TAMPA — Prosecutors told a jury Thursday that Thomas Huggins killed a dog with his bare hands.
Huggins' attorneys didn't deny that, but claimed it hadn't been proven to be a cruel death. Testifying in his defense, Huggins said that he didn't want the dog to suffer, it had just grown too large and aggressive.
It took jurors about an hour Thursday to find Huggins guilty of animal cruelty.
Huggins, 26, was arrested in June after his mother discovered the remains of her young pit bull Bandit. Authorities say Huggins told them he strangled the dog, then used a steak knife to skin and eviscerate it.

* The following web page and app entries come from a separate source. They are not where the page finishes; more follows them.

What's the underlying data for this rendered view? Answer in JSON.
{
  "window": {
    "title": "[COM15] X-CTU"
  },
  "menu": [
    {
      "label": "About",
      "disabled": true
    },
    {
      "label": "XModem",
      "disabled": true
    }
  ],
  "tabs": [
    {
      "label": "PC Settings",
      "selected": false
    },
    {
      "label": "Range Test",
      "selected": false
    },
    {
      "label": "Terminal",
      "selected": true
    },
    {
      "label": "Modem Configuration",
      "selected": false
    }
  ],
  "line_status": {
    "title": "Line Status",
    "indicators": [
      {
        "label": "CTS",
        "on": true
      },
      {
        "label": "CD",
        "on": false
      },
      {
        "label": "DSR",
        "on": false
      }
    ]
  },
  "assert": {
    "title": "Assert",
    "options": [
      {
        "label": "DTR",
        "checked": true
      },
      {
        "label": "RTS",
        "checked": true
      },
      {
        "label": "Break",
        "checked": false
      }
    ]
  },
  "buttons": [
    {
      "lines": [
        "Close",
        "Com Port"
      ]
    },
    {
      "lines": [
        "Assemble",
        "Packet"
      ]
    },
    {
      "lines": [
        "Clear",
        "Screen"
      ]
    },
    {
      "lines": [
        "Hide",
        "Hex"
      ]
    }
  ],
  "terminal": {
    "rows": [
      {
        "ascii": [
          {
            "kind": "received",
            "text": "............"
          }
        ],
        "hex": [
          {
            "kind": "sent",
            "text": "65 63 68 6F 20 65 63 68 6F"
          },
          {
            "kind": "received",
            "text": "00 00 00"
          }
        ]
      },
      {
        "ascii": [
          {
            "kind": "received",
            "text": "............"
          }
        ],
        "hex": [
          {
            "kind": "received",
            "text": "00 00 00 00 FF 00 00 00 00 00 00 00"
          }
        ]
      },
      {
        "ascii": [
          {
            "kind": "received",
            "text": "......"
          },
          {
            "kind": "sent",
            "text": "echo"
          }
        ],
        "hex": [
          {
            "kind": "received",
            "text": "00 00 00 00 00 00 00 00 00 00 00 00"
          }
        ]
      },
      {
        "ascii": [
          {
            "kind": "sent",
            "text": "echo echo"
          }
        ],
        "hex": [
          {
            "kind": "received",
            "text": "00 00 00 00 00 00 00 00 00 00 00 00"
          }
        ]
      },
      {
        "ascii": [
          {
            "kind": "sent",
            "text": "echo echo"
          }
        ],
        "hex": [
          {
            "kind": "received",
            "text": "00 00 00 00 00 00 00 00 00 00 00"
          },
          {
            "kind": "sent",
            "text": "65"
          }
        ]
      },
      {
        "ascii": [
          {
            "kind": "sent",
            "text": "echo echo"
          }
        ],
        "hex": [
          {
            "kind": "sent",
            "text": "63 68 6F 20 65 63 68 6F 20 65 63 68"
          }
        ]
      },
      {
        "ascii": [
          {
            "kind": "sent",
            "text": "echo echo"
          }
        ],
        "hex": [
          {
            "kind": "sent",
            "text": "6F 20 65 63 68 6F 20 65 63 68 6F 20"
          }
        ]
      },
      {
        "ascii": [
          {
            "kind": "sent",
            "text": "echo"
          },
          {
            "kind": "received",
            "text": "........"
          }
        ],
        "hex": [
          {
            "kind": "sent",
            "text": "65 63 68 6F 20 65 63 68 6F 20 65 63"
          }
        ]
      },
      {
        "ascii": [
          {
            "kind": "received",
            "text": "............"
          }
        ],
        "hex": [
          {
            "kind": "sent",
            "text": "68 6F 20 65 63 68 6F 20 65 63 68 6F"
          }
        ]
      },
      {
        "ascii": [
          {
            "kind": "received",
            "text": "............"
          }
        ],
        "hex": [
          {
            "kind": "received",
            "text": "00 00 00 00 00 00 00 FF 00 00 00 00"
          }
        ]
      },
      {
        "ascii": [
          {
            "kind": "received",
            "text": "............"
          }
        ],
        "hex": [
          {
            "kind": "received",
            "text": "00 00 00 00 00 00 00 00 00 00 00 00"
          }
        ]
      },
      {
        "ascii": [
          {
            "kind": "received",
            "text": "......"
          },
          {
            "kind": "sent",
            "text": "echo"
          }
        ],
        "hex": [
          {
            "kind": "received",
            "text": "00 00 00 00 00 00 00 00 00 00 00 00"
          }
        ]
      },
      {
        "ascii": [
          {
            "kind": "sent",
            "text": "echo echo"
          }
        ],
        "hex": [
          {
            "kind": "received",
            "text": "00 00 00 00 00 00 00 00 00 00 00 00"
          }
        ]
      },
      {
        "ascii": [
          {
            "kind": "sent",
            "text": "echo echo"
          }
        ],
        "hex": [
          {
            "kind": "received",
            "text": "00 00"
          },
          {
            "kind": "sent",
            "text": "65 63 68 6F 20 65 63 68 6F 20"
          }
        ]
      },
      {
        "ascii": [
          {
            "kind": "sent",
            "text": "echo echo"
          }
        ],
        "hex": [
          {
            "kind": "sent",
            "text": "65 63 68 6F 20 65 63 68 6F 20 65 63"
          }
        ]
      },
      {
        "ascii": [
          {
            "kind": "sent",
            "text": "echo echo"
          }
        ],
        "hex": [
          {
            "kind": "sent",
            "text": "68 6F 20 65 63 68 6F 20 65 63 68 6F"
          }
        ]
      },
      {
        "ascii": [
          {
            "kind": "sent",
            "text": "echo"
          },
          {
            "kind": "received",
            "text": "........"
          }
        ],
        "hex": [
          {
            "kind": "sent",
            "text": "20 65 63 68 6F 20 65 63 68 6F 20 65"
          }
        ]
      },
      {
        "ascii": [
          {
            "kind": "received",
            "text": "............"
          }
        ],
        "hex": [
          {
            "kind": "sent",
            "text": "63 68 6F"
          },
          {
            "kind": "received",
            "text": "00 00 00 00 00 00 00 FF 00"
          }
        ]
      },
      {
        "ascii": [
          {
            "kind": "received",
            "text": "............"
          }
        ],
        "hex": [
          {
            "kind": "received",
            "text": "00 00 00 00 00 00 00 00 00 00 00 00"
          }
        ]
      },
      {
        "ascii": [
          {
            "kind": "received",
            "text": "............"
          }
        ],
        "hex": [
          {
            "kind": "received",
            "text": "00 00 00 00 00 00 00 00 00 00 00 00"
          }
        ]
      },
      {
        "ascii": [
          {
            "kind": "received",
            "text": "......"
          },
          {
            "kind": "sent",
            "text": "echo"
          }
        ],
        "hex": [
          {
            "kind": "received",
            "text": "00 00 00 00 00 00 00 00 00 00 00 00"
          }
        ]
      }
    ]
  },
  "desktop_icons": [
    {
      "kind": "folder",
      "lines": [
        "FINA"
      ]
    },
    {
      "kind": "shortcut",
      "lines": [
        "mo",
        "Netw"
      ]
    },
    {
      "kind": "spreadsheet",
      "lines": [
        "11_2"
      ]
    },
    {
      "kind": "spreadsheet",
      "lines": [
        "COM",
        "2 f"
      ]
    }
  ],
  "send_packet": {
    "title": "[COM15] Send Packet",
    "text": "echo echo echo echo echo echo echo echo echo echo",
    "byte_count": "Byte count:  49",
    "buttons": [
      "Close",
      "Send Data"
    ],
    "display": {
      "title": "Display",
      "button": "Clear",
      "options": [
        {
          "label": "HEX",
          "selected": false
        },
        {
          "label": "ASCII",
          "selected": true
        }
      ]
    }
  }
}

Tampa police said they discovered the dog's head and innards in a trash can at Huggins' mother's home, and that Huggins had quartered the dog's remains, stored some of them in the freezer and cooked the ribs in a pot on the stove, eating some of the meat.
The one-day trial focused on the strangulation and whether it was a cruel death.
Bill Zingalie, who works for Hillsborough County Animal Services, testified that he didn't see signs of blunt trauma or other injury in the remains. But he said, "Strangulation as a form of euthanasia is not considered an acceptable form of euthanasia in a dog."
Huggins sat staring down at his hands. He later told jurors that he held the dog in a cloth and twice tried to strangle it with a plastic garbage bag.
"I didn't want her to suffer," Huggins said. "I put it down because it was getting aggressive."
In a call from jail played to the jury, Huggins told his father that he didn't know what he did was illegal, and that his mother had blown it out of proportion.
Margie Huggins, Thomas Huggins' mother, said she and her son cared for Bandit together.
"It was Thomas' dog, but I helped Thomas take care of the dog," she said. "It was, like, our dog."
After Bandit's death, she said, she saw the dog's remains in the trash at her house.
"It was a dog's head, and the body parts, skin, she said. "It looked like my dog. Our dog."
Huggins' relatives told investigators he might suffer from mental illness, according to police records.
Huggins, who could spend up to five years in prison, is scheduled to be sentenced on Dec. 19. After the verdict was read Thursday, he asked Judge Samantha Ward if he could receive his sentence right away.
"I don't think you'd like my sentence if I sentenced you right now," Ward said.
Peter Jamison can be reached at firstname.lastname@example.org or (813) 226-3337. Follow him on Twitter @petejamison.